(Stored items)
◆ ◆ ◆ ◆

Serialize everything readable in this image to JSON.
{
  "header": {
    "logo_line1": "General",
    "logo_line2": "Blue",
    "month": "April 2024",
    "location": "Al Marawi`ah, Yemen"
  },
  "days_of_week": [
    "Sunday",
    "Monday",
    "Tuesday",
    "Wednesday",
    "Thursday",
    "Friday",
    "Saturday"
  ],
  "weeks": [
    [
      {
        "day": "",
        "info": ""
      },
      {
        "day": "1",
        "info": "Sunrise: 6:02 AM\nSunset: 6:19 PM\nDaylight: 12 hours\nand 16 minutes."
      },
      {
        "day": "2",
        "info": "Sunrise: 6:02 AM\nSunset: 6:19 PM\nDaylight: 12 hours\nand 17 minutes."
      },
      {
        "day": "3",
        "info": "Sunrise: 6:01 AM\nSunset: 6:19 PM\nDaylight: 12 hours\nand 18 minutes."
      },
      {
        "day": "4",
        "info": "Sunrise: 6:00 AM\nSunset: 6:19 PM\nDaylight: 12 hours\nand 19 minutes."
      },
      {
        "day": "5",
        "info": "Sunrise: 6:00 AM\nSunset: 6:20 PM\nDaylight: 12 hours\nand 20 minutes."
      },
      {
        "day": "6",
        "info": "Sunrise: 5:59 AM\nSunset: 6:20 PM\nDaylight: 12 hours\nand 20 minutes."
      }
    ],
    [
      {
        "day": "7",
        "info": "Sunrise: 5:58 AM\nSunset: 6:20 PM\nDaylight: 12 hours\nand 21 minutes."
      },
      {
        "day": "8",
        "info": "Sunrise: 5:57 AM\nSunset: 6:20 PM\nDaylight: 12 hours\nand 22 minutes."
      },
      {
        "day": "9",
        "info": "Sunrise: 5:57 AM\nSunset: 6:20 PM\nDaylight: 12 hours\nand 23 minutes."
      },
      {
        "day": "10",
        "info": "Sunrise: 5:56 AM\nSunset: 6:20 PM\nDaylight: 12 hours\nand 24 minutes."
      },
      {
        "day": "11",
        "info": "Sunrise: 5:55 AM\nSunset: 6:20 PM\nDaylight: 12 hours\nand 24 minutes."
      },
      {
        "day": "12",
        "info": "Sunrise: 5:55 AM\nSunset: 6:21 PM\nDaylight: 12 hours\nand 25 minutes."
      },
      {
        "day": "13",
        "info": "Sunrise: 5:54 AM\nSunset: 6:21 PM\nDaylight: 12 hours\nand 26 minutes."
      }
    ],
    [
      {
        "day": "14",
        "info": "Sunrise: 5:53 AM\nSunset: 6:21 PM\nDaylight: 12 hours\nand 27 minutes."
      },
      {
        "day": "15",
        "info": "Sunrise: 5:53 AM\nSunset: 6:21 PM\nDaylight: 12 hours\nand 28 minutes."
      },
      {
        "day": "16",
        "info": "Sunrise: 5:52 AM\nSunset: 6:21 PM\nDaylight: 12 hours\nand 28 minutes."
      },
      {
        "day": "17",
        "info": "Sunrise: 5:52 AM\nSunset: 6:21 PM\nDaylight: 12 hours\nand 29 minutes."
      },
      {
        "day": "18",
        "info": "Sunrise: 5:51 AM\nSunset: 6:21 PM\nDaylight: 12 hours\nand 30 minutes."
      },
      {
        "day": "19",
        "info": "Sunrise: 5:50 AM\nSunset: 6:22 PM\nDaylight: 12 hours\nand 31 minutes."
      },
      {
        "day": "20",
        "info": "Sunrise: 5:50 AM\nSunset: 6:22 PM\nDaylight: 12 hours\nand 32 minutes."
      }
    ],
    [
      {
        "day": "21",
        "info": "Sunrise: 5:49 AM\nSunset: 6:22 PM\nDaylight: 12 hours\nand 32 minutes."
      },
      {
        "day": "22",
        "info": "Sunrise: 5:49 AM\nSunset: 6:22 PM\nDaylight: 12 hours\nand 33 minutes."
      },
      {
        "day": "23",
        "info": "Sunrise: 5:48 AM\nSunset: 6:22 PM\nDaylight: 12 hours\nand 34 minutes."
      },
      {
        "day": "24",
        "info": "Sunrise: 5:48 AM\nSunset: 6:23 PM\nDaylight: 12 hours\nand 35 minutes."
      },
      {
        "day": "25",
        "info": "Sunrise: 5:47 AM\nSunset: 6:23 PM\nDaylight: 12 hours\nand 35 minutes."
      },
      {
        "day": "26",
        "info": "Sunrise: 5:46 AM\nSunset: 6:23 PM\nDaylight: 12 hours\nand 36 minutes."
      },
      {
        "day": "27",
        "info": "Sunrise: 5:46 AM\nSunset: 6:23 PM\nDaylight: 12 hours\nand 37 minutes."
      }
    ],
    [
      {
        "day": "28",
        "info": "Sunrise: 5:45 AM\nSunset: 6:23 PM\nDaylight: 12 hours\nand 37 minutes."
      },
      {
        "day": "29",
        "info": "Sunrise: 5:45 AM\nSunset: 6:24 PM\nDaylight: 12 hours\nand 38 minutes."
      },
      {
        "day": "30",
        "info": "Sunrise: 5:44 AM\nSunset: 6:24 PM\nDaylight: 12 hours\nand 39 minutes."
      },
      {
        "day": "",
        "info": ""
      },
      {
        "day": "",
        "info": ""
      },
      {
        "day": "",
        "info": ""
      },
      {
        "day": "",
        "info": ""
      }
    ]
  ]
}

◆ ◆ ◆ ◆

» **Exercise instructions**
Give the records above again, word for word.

» **Answer section**
Serialize everything readable in this image to JSON.
{
  "header": {
    "logo_line1": "General",
    "logo_line2": "Blue",
    "month": "April 2024",
    "location": "Al Marawi`ah, Yemen"
  },
  "days_of_week": [
    "Sunday",
    "Monday",
    "Tuesday",
    "Wednesday",
    "Thursday",
    "Friday",
    "Saturday"
  ],
  "weeks": [
    [
      {
        "day": "",
        "info": ""
      },
      {
        "day": "1",
        "info": "Sunrise: 6:02 AM\nSunset: 6:19 PM\nDaylight: 12 hours\nand 16 minutes."
      },
      {
        "day": "2",
        "info": "Sunrise: 6:02 AM\nSunset: 6:19 PM\nDaylight: 12 hours\nand 17 minutes."
      },
      {
        "day": "3",
        "info": "Sunrise: 6:01 AM\nSunset: 6:19 PM\nDaylight: 12 hours\nand 18 minutes."
      },
      {
        "day": "4",
        "info": "Sunrise: 6:00 AM\nSunset: 6:19 PM\nDaylight: 12 hours\nand 19 minutes."
      },
      {
        "day": "5",
        "info": "Sunrise: 6:00 AM\nSunset: 6:20 PM\nDaylight: 12 hours\nand 20 minutes."
      },
      {
        "day": "6",
        "info": "Sunrise: 5:59 AM\nSunset: 6:20 PM\nDaylight: 12 hours\nand 20 minutes."
      }
    ],
    [
      {
        "day": "7",
        "info": "Sunrise: 5:58 AM\nSunset: 6:20 PM\nDaylight: 12 hours\nand 21 minutes."
      },
      {
        "day": "8",
        "info": "Sunrise: 5:57 AM\nSunset: 6:20 PM\nDaylight: 12 hours\nand 22 minutes."
      },
      {
        "day": "9",
        "info": "Sunrise: 5:57 AM\nSunset: 6:20 PM\nDaylight: 12 hours\nand 23 minutes."
      },
      {
        "day": "10",
        "info": "Sunrise: 5:56 AM\nSunset: 6:20 PM\nDaylight: 12 hours\nand 24 minutes."
      },
      {
        "day": "11",
        "info": "Sunrise: 5:55 AM\nSunset: 6:20 PM\nDaylight: 12 hours\nand 24 minutes."
      },
      {
        "day": "12",
        "info": "Sunrise: 5:55 AM\nSunset: 6:21 PM\nDaylight: 12 hours\nand 25 minutes."
      },
      {
        "day": "13",
        "info": "Sunrise: 5:54 AM\nSunset: 6:21 PM\nDaylight: 12 hours\nand 26 minutes."
      }
    ],
    [
      {
        "day": "14",
        "info": "Sunrise: 5:53 AM\nSunset: 6:21 PM\nDaylight: 12 hours\nand 27 minutes."
      },
      {
        "day": "15",
        "info": "Sunrise: 5:53 AM\nSunset: 6:21 PM\nDaylight: 12 hours\nand 28 minutes."
      },
      {
        "day": "16",
        "info": "Sunrise: 5:52 AM\nSunset: 6:21 PM\nDaylight: 12 hours\nand 28 minutes."
      },
      {
        "day": "17",
        "info": "Sunrise: 5:52 AM\nSunset: 6:21 PM\nDaylight: 12 hours\nand 29 minutes."
      },
      {
        "day": "18",
        "info": "Sunrise: 5:51 AM\nSunset: 6:21 PM\nDaylight: 12 hours\nand 30 minutes."
      },
      {
        "day": "19",
        "info": "Sunrise: 5:50 AM\nSunset: 6:22 PM\nDaylight: 12 hours\nand 31 minutes."
      },
      {
        "day": "20",
        "info": "Sunrise: 5:50 AM\nSunset: 6:22 PM\nDaylight: 12 hours\nand 32 minutes."
      }
    ],
    [
      {
        "day": "21",
        "info": "Sunrise: 5:49 AM\nSunset: 6:22 PM\nDaylight: 12 hours\nand 32 minutes."
      },
      {
        "day": "22",
        "info": "Sunrise: 5:49 AM\nSunset: 6:22 PM\nDaylight: 12 hours\nand 33 minutes."
      },
      {
        "day": "23",
        "info": "Sunrise: 5:48 AM\nSunset: 6:22 PM\nDaylight: 12 hours\nand 34 minutes."
      },
      {
        "day": "24",
        "info": "Sunrise: 5:48 AM\nSunset: 6:23 PM\nDaylight: 12 hours\nand 35 minutes."
      },
      {
        "day": "25",
        "info": "Sunrise: 5:47 AM\nSunset: 6:23 PM\nDaylight: 12 hours\nand 35 minutes."
      },
      {
        "day": "26",
        "info": "Sunrise: 5:46 AM\nSunset: 6:23 PM\nDaylight: 12 hours\nand 36 minutes."
      },
      {
        "day": "27",
        "info": "Sunrise: 5:46 AM\nSunset: 6:23 PM\nDaylight: 12 hours\nand 37 minutes."
      }
    ],
    [
      {
        "day": "28",
        "info": "Sunrise: 5:45 AM\nSunset: 6:23 PM\nDaylight: 12 hours\nand 37 minutes."
      },
      {
        "day": "29",
        "info": "Sunrise: 5:45 AM\nSunset: 6:24 PM\nDaylight: 12 hours\nand 38 minutes."
      },
      {
        "day": "30",
        "info": "Sunrise: 5:44 AM\nSunset: 6:24 PM\nDaylight: 12 hours\nand 39 minutes."
      },
      {
        "day": "",
        "info": ""
      },
      {
        "day": "",
        "info": ""
      },
      {
        "day": "",
        "info": ""
      },
      {
        "day": "",
        "info": ""
      }
    ]
  ]
}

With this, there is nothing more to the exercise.